If you remember a month or so ago Karen Kolling of RI, sent in two photos of a mystery hawk. John Blakeman identified her as a female Cooper's Hawk. Well Karen has once again discovered a hawk sitting in exactly the same spot. Here's what she had to say.
I dunno if this is the same hawk, but I tried to get photos of more of her tail this time. The whitish stuff in the background that looks like a prison colony fence is my neighbor's dock railing.
John Blakeman responded--
This is a Cooper's Hawk, who thinks it ought to try some fish. Of course, it's an immature, still trying to figure out how to survive its first winter. (Joking, for course. It's looking, as all Coops do, for birds.)
From the size of the head, it's probably a tiercel (male). It's head sits well above the shoulder, with a real neck, making it a Cooper's, not a Sharp-shinned.
At least the bird has a rather discriminating landscape preference. Very nice view. (I design prairie landscapes, which actually convey something of a waving water image, at least in larger landscapes.)
And Karen's email to John Blakeman--
Do you think it's a different bird from the photo Donna sent you before? I think that one was possibly a female? If so, I guess maybe there are a few Coopers passing through... Who knew :-) And they both landed on the same bush (Japanese maple, actually), which gives them a good view of the cove, and is conveniently set up for me to take a photo :-)
This is the hawk photographed by Karen the last time she caught one in this spot. It was a dim day so I brightened the exposure a little bit on the photo hoping for some mental illumination along the way.
My personal take is that this bird looks to be a bigger bird over all (Handy of them to perch in the same spot like that isn't it? Much easier to compare them.) plus take a gander at the tarsus, her "ankle". Now look at the size of the overall bird and the tarsus of the bird who was photographed more recently-top of blog. Those feet and tarsus look finer than the other birds. My surmise is also that the first bird was a formel and the second a tiercel.

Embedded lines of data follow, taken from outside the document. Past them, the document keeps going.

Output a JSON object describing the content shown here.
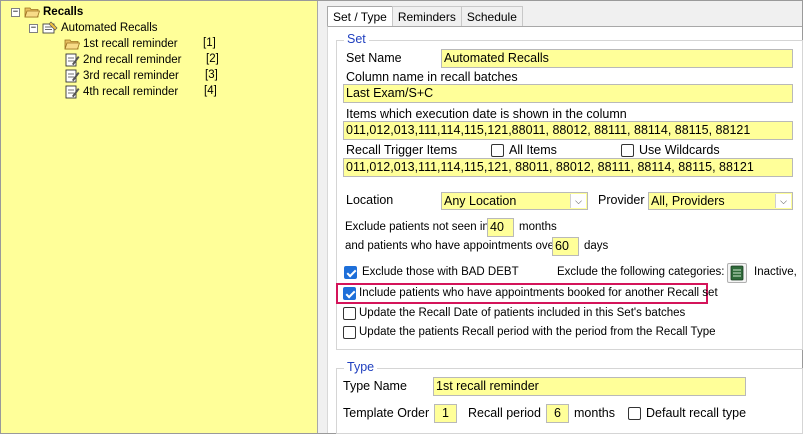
{
  "tree": {
    "root_label": "Recalls",
    "set_label": "Automated Recalls",
    "items": [
      {
        "label": "1st recall reminder",
        "count": "[1]"
      },
      {
        "label": "2nd recall reminder",
        "count": "[2]"
      },
      {
        "label": "3rd recall reminder",
        "count": "[3]"
      },
      {
        "label": "4th recall reminder",
        "count": "[4]"
      }
    ]
  },
  "tabs": [
    "Set / Type",
    "Reminders",
    "Schedule"
  ],
  "set": {
    "group_title": "Set",
    "set_name_label": "Set Name",
    "set_name_value": "Automated Recalls",
    "column_name_label": "Column name in recall batches",
    "column_name_value": "Last Exam/S+C",
    "items_label": "Items which execution date is shown in the column",
    "items_value": "011,012,013,111,114,115,121,88011, 88012, 88111, 88114, 88115, 88121",
    "trigger_label": "Recall Trigger Items",
    "all_items_label": "All Items",
    "wildcards_label": "Use Wildcards",
    "trigger_value": "011,012,013,111,114,115,121, 88011, 88012, 88111, 88114, 88115, 88121",
    "location_label": "Location",
    "location_value": "Any Location",
    "provider_label": "Provider",
    "provider_value": "All,   Providers",
    "exclude_not_seen_label": "Exclude patients not seen in",
    "exclude_not_seen_value": "40",
    "months_label": "months",
    "appointments_over_label": "and patients who have appointments over",
    "appointments_over_value": "60",
    "days_label": "days",
    "bad_debt_label": "Exclude those with BAD DEBT",
    "exclude_categories_label": "Exclude the following categories:",
    "categories_value": "Inactive,",
    "include_booked_label": "Include patients who have appointments booked for another Recall set",
    "update_recall_date_label": "Update the Recall Date of patients included in this Set's batches",
    "update_recall_period_label": "Update the patients Recall period with the period from the Recall Type"
  },
  "type": {
    "group_title": "Type",
    "type_name_label": "Type Name",
    "type_name_value": "1st recall reminder",
    "template_order_label": "Template Order",
    "template_order_value": "1",
    "recall_period_label": "Recall period",
    "recall_period_value": "6",
    "months_label": "months",
    "default_type_label": "Default recall type"
  },
  "colors": {
    "tree_bg": "#ffff99",
    "group_title": "#1f3fbf",
    "checkbox_on": "#1e6fd9",
    "highlight": "#d4145a"
  },
  "icons": [
    "open-folder-icon",
    "recall-set-icon",
    "document-pencil-icon",
    "category-list-icon",
    "dropdown-arrow-icon"
  ]
}
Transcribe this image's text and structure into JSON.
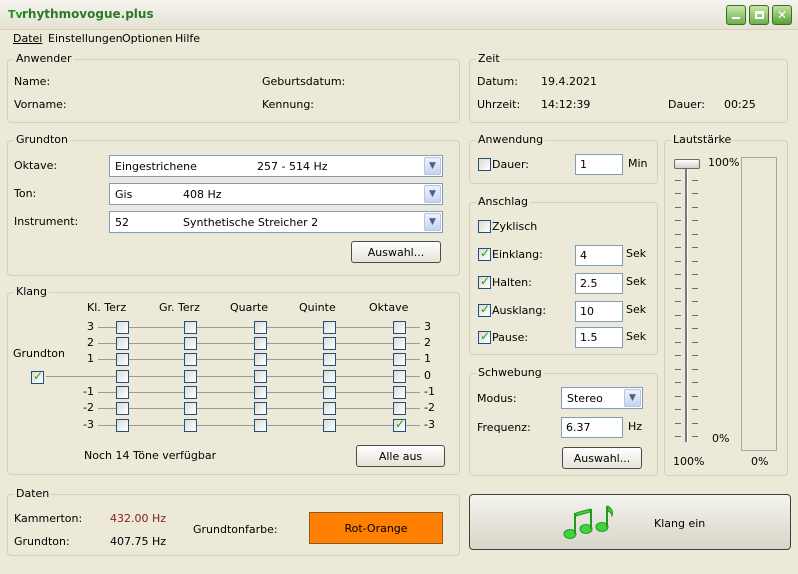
{
  "window": {
    "title": "rhythmovogue.plus",
    "icon_text": "Tv"
  },
  "menu": [
    "Datei",
    "Einstellungen",
    "Optionen",
    "Hilfe"
  ],
  "anwender": {
    "group": "Anwender",
    "name_label": "Name:",
    "birth_label": "Geburtsdatum:",
    "vorname_label": "Vorname:",
    "kennung_label": "Kennung:"
  },
  "zeit": {
    "group": "Zeit",
    "datum_label": "Datum:",
    "datum_value": "19.4.2021",
    "uhrzeit_label": "Uhrzeit:",
    "uhrzeit_value": "14:12:39",
    "dauer_label": "Dauer:",
    "dauer_value": "00:25"
  },
  "grundton": {
    "group": "Grundton",
    "oktave_label": "Oktave:",
    "oktave_name": "Eingestrichene",
    "oktave_range": "257 - 514 Hz",
    "ton_label": "Ton:",
    "ton_name": "Gis",
    "ton_freq": "408 Hz",
    "instrument_label": "Instrument:",
    "instrument_num": "52",
    "instrument_name": "Synthetische Streicher 2",
    "auswahl_button": "Auswahl..."
  },
  "anwendung": {
    "group": "Anwendung",
    "dauer_label": "Dauer:",
    "dauer_value": "1",
    "unit": "Min"
  },
  "anschlag": {
    "group": "Anschlag",
    "zyklisch_label": "Zyklisch",
    "rows": [
      {
        "label": "Einklang:",
        "value": "4",
        "unit": "Sek"
      },
      {
        "label": "Halten:",
        "value": "2.5",
        "unit": "Sek"
      },
      {
        "label": "Ausklang:",
        "value": "10",
        "unit": "Sek"
      },
      {
        "label": "Pause:",
        "value": "1.5",
        "unit": "Sek"
      }
    ]
  },
  "schwebung": {
    "group": "Schwebung",
    "modus_label": "Modus:",
    "modus_value": "Stereo",
    "frequenz_label": "Frequenz:",
    "frequenz_value": "6.37",
    "frequenz_unit": "Hz",
    "auswahl_button": "Auswahl..."
  },
  "lautstaerke": {
    "group": "Lautstärke",
    "top_label": "100%",
    "bottom_label": "0%",
    "value_label": "100%",
    "meter_value": "0%",
    "level": 1.0
  },
  "klang": {
    "group": "Klang",
    "columns": [
      "Kl. Terz",
      "Gr. Terz",
      "Quarte",
      "Quinte",
      "Oktave"
    ],
    "rows": [
      "3",
      "2",
      "1",
      "0",
      "-1",
      "-2",
      "-3"
    ],
    "left_rows": [
      "3",
      "2",
      "1",
      "",
      "-1",
      "-2",
      "-3"
    ],
    "grundton_label": "Grundton",
    "remaining_text": "Noch 14 Töne verfügbar",
    "alle_aus_button": "Alle aus"
  },
  "daten": {
    "group": "Daten",
    "kammerton_label": "Kammerton:",
    "kammerton_value": "432.00 Hz",
    "grundton_label": "Grundton:",
    "grundton_value": "407.75 Hz",
    "farbe_label": "Grundtonfarbe:",
    "farbe_value": "Rot-Orange",
    "farbe_color": "#ff7f00",
    "kammerton_color": "#8b1a1a"
  },
  "klang_ein": {
    "label": "Klang ein",
    "icon": "music-notes-icon"
  }
}
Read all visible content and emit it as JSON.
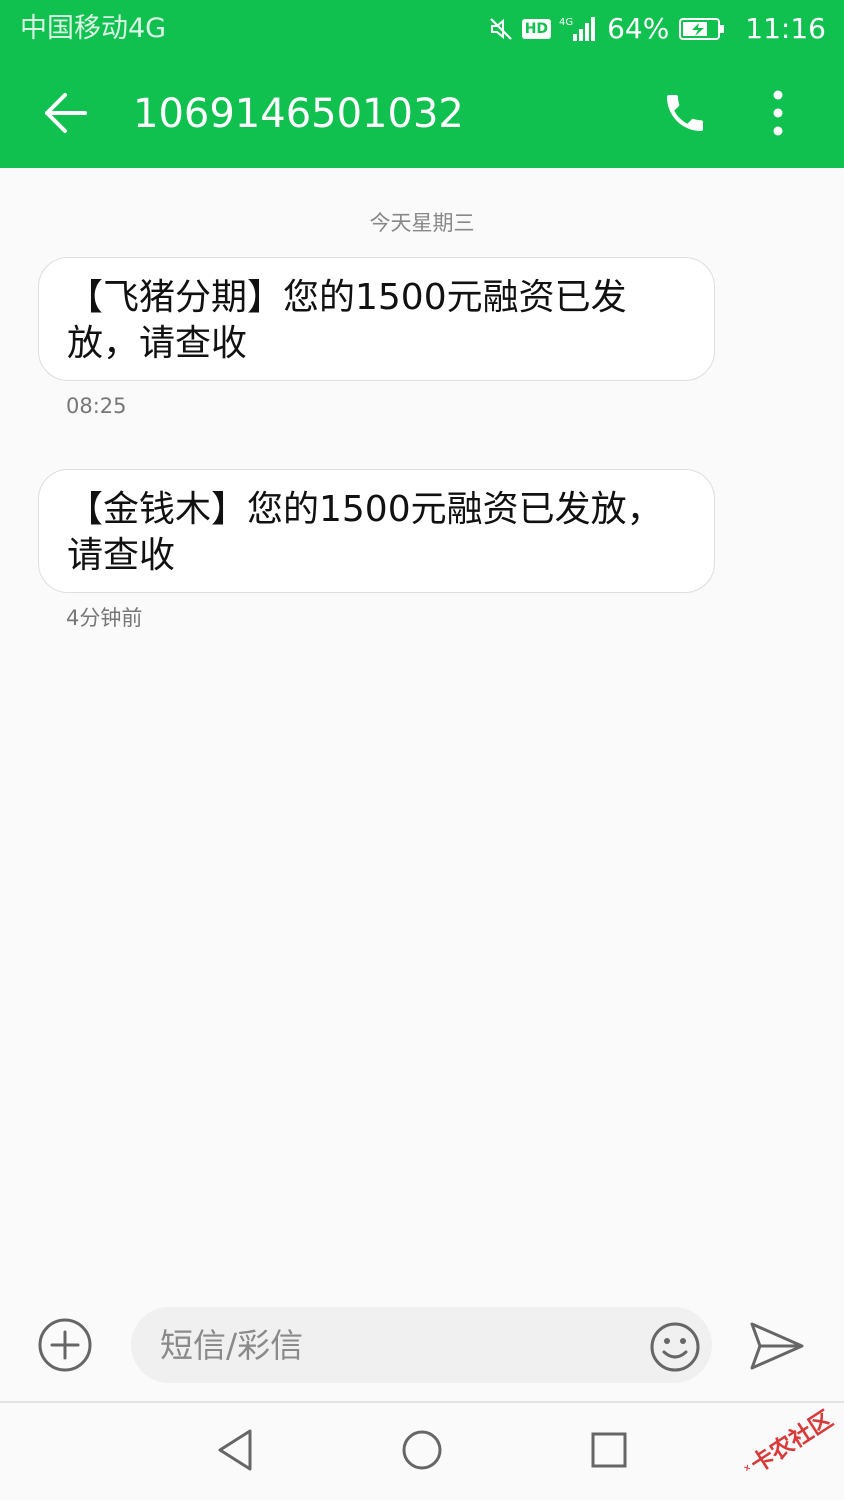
{
  "status_bar": {
    "carrier": "中国移动4G",
    "hd_badge": "HD",
    "battery_percent": "64%",
    "time": "11:16",
    "icons": [
      "mute-icon",
      "hd-icon",
      "signal-4g-icon",
      "battery-charging-icon"
    ]
  },
  "header": {
    "title": "1069146501032",
    "back_icon": "arrow-left-icon",
    "call_icon": "phone-icon",
    "more_icon": "more-vertical-icon"
  },
  "conversation": {
    "date_divider": "今天星期三",
    "messages": [
      {
        "text": "【飞猪分期】您的1500元融资已发放，请查收",
        "time": "08:25"
      },
      {
        "text": "【金钱木】您的1500元融资已发放，请查收",
        "time": "4分钟前"
      }
    ]
  },
  "composer": {
    "placeholder": "短信/彩信",
    "attach_icon": "plus-circle-icon",
    "emoji_icon": "emoji-icon",
    "send_icon": "send-icon"
  },
  "nav_bar": {
    "icons": [
      "nav-back-icon",
      "nav-home-icon",
      "nav-recents-icon"
    ]
  },
  "watermark": {
    "text": "卡农社区"
  },
  "colors": {
    "header_bg": "#10c150",
    "page_bg": "#fafafa",
    "bubble_bg": "#ffffff"
  }
}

Photographs by Karen Anne Kolling
Sally of Tennessee (Correction--Sally is of course from Kentucky instead of Tennessee just like she always has been in previous mentions on the blog. Sorry Sally.) brought to my attention a report on Lincoln Karim's website, www.palemale.com/ According to the report Dr. Ward Stone the New York State Wildlife Pathologist examined a Red-tailed Hawk that was found dead in Central Park that was sent to him by the Park Rangers. The hawk showed signs of hemorrhage comparable to that caused by an anticoagulant rat poison.